--- DATA FOR THIS EXERCISE ---

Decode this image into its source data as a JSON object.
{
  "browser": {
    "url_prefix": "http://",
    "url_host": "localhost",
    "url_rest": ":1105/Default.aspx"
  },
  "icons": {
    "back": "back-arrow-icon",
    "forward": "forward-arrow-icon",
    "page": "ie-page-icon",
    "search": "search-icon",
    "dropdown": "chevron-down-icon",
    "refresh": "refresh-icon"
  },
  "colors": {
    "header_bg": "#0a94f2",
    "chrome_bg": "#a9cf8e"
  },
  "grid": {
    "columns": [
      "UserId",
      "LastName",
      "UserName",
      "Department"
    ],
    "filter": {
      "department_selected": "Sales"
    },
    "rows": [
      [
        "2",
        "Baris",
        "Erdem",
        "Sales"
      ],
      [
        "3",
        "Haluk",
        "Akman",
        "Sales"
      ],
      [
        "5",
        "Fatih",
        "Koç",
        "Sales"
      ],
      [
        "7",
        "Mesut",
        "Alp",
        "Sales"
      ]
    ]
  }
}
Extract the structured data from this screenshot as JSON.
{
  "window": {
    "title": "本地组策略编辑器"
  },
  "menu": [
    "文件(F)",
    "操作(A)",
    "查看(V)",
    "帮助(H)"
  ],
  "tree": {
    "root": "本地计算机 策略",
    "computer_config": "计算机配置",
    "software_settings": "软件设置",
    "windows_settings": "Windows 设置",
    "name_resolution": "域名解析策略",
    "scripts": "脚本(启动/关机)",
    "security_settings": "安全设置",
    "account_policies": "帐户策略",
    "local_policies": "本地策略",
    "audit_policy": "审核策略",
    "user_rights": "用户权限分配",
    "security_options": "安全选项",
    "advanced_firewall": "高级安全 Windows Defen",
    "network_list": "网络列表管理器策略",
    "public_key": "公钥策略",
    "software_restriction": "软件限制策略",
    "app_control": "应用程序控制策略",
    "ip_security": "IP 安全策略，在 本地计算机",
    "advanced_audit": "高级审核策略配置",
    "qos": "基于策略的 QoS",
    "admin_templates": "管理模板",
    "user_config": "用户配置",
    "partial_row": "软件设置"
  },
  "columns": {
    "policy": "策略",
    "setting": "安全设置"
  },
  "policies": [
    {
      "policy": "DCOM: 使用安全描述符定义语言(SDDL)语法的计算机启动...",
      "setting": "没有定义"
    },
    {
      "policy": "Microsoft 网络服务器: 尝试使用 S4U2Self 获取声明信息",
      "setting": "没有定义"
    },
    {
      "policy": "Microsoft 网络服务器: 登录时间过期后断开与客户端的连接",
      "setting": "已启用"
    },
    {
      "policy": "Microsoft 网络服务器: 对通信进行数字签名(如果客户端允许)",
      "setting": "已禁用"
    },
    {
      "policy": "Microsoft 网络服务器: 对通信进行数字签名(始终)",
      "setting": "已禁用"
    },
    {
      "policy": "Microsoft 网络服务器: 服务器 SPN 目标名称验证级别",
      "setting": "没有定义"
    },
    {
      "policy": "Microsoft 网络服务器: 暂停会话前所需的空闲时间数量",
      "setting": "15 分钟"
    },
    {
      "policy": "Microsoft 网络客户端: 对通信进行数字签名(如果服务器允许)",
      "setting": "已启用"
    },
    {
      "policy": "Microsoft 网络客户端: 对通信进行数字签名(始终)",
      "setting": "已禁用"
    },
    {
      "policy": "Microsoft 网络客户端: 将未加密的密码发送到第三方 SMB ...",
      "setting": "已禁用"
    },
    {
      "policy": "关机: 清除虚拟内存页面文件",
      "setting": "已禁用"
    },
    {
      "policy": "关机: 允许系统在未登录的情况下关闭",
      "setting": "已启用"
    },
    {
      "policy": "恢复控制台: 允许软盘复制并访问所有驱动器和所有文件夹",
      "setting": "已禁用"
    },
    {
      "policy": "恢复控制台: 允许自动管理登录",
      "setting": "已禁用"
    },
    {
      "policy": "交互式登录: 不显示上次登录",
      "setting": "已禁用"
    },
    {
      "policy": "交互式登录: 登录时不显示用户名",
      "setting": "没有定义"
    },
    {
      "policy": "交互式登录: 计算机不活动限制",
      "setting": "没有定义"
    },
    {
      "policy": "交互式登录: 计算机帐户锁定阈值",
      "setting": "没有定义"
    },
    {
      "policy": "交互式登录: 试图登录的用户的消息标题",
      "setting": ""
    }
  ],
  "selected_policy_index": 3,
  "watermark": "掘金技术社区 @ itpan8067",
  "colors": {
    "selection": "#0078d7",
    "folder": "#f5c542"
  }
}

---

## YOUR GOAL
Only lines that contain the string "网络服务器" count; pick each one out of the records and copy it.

## ANSWER FOR THIS EXERCISE
      "policy": "Microsoft 网络服务器: 尝试使用 S4U2Self 获取声明信息",
      "policy": "Microsoft 网络服务器: 登录时间过期后断开与客户端的连接",
      "policy": "Microsoft 网络服务器: 对通信进行数字签名(如果客户端允许)",
      "policy": "Microsoft 网络服务器: 对通信进行数字签名(始终)",
      "policy": "Microsoft 网络服务器: 服务器 SPN 目标名称验证级别",
      "policy": "Microsoft 网络服务器: 暂停会话前所需的空闲时间数量",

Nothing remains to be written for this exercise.